Is this any way to spend the people’s money?
At a hastily called “special board meeting" last Monday, trustees of the $57 billion pension fund for public school employees agreed to bet $100 million on a mysterious new investment with an I-Spy name — ”Project Newton" — run by a manager whom PSERS refused to name. Not a public word was said about how precisely Project Newton will make money for retirees.
The approval wasn’t a slam-dunk.
Among those voting no were Democratic state Treasurer Joe Torsella, acting banking secretary Richard Vague, and State Rep. Frank Ryan, a Republican from outside Harrisburg.
Torsella is the elected bean-counter who has pushed for simpler, low-fee investments. Vague is a venture capitalist and philanthropist who once ran the world’s largest credit-card bank. Ryan is a Marine officer turned CPA whose pension-management reform bill has been stalled by opposition from the teachers' union.
Those three have challenged the massive fund’s penchant for private investments, which they associate with high fees and low returns.
In short, the professional money people on the board did not see Project Newton as genius.

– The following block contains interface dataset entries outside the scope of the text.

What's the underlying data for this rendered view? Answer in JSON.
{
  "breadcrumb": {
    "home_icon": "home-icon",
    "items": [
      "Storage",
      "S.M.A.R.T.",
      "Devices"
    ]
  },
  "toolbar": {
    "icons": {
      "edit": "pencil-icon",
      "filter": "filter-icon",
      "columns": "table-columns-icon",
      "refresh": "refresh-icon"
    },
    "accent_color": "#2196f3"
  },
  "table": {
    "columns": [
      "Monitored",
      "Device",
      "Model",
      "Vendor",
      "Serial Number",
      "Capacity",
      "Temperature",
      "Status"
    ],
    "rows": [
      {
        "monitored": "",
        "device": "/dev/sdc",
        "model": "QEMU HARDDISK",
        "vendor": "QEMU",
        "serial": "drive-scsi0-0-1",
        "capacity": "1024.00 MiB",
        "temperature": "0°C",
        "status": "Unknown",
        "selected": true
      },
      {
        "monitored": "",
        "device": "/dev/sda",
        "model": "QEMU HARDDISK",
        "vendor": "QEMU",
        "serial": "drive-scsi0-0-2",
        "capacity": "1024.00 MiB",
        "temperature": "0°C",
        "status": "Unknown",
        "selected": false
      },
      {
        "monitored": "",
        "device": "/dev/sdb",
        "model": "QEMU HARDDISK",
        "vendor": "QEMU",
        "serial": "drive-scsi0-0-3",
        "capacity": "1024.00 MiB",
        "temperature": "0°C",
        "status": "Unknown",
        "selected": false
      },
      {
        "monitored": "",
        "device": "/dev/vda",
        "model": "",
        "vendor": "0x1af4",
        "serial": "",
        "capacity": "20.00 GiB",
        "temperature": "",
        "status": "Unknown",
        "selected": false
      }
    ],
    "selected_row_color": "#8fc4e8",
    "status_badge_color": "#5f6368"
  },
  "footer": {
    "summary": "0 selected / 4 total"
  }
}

But they were outnumbered by the teachers' union reps and retirees, led by a pair of high school history teachers and a pair of state senators — John P. Blake (D., Lackawanna) and Pat Browne (R., Lehigh) — who can usually be counted on to buy into the exotic investments the pension fund staff and consultants recommend.
What is Project Newton? Even the “no” voters said they can’t talk about it, due to confidentiality rules of PSERS, the acronym for the pension plan.

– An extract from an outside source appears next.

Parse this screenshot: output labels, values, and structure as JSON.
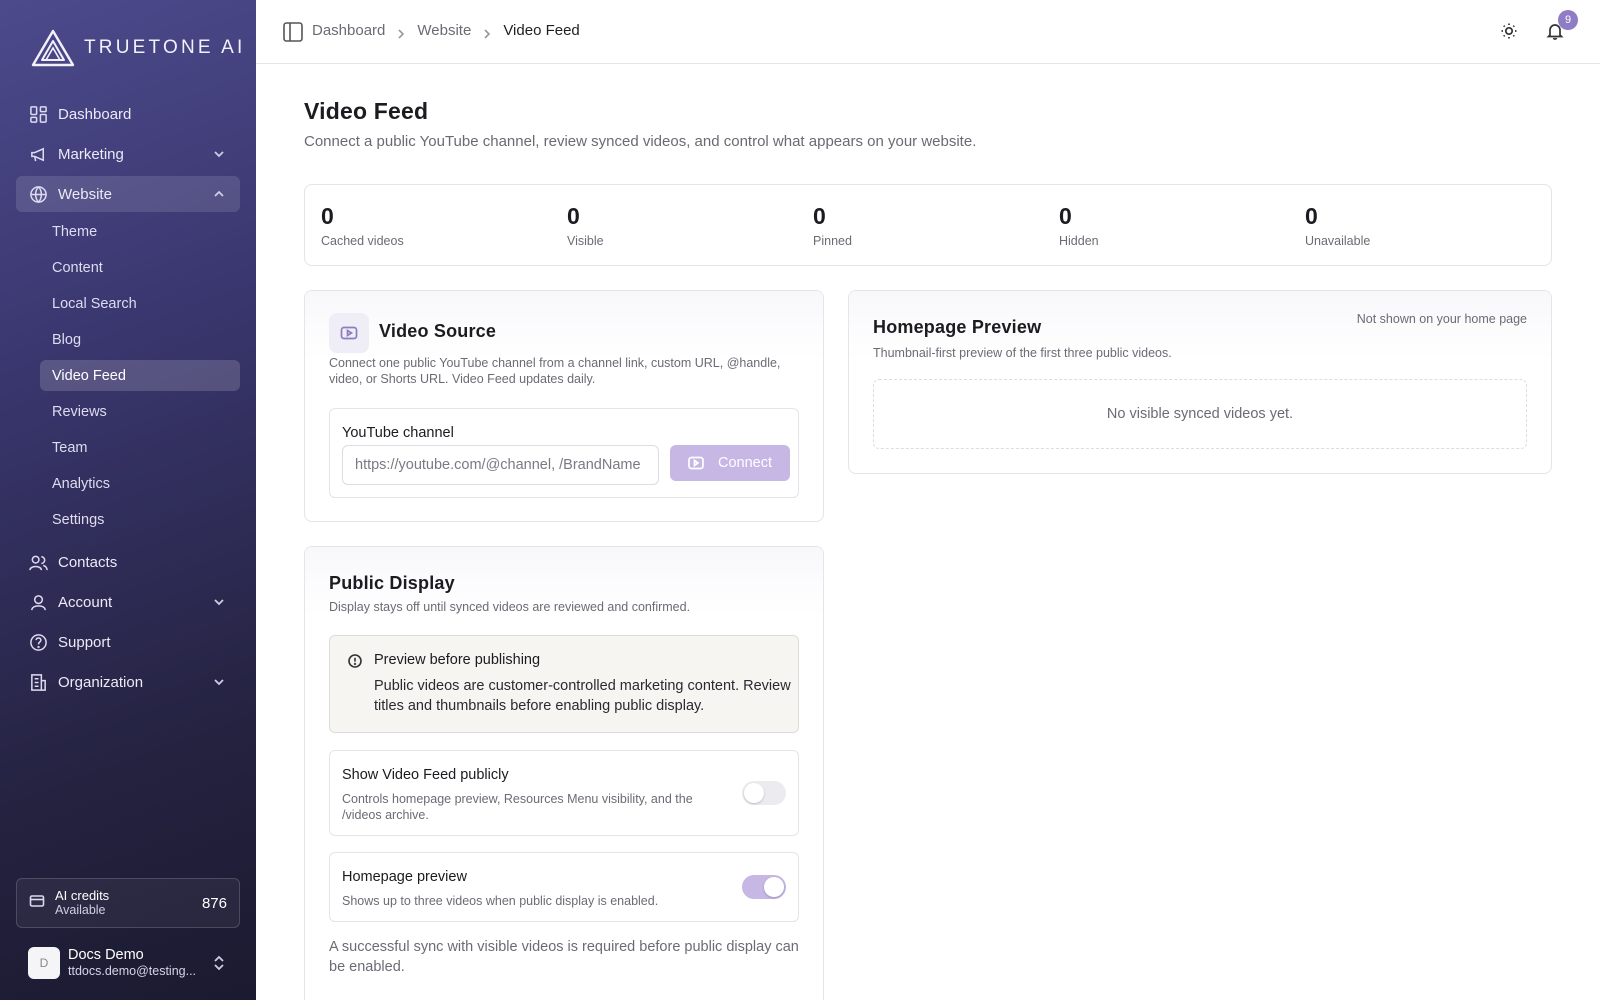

So I made calls around Harrisburg, and then Pittsburgh, and confirmed that Newton is another project of billionaire Thomas Tull, a co-owner of the Pittsburgh Steelers and a former big-time Democratic Party contributor.
In 2018, PSERS gave Tull’s investment firm $100 million in a likewise contested — but public — board meeting. That money went to a Tull business known as Figs that markets hospital scrubs.
Now, my sources tell me, the pension plan has pumped in a second $100 million, only more quietly, into Figs.
(For its part, PSERS remains mum. Spokesperson Evelyn Williams replied “no comment” when I asked whether Tull had won a new round of pension money. Her agency normally posts investment applications endorsed by staff and advisers.)
According to public briefings the last time around, Tull chose Pittsburgh as his new base in 2017, after the $3.8 billion sale of his Hollywood production company, maker of the Batman: Dark Knight, Godzilla, and Jurassic World franchises,
His Tulco investment house, PSERS trustees were assured in 2018, is “a holding company focused on acquiring early-stage companies that are focused on utilizing technology to disrupt industries.” (Who isn’t, in venture capital these days?)
Tull, through his publicist, declined to talk about what exactly Tulco and Figs will do with their next $100 million from PSERS.
While out west, he was a major Democratic giver, giving committees that backed Hillary Clinton and congressional Democrats over $2 million in 2016. He’s not on lists of major contributors to the 2020 races, so far.
SEC rules have discouraged money managers who contribute to politicians from collecting fees from state and local pension funds. But there’s no ban on donors to would-be presidents or members of Congress collecting fees from state pension funds for their investment shops.
Why were PSERS executive director Glen Grell and James F. Del Gaudio, the senior portfolio manager who pitched the trustees behind closed doors, so hot to back a new Figs project in secrecy?
“The review was in executive session due to the highly confidential investment information that was presented,” PSERS’s Williams said. “This information is protected from release under the Pennsylvania Right-to-Know Law, the Retirement Code, and also prohibited from release because it contains sensitive investment information that PSERS received under strict contractual confidentiality requirements.”
Maybe Figs feared that making its grand plans public would tip off competitors.
The pension plan has gone dark like this before. In 2017, it invoked similar secrecy when it spent millions buying and leveling blocks of central Harrisburg, around the corner from its own headquarters tower, without disclosing its plan.
Figs has other investors besides Tulco — there’s UnitedHealthcare, the life insurance giant, among others — so it’s not clear why PSERS was offered an early edge.
In any event, how has Tulco worked out for the state? It ought to have been a profitable time to be in the fancy end of the medical clothing business.
But when I asked if PSERS had collected a pandemic dividend, spokesperson Williams referred me to year-old PSERS records. They show Figs earned just a 2.6% return in 2019, a fraction of stock market returns for that year.
I hope for taxpayers’ and teachers’ sake it’s done better since, but neither PSERS nor Tull will talk about that.
Responding to my query, state treasurer Torsella noted that the pension fund had recently dumped some poorly performing speculative investments. He called for “a simpler, more transparent and safer approach” to investment.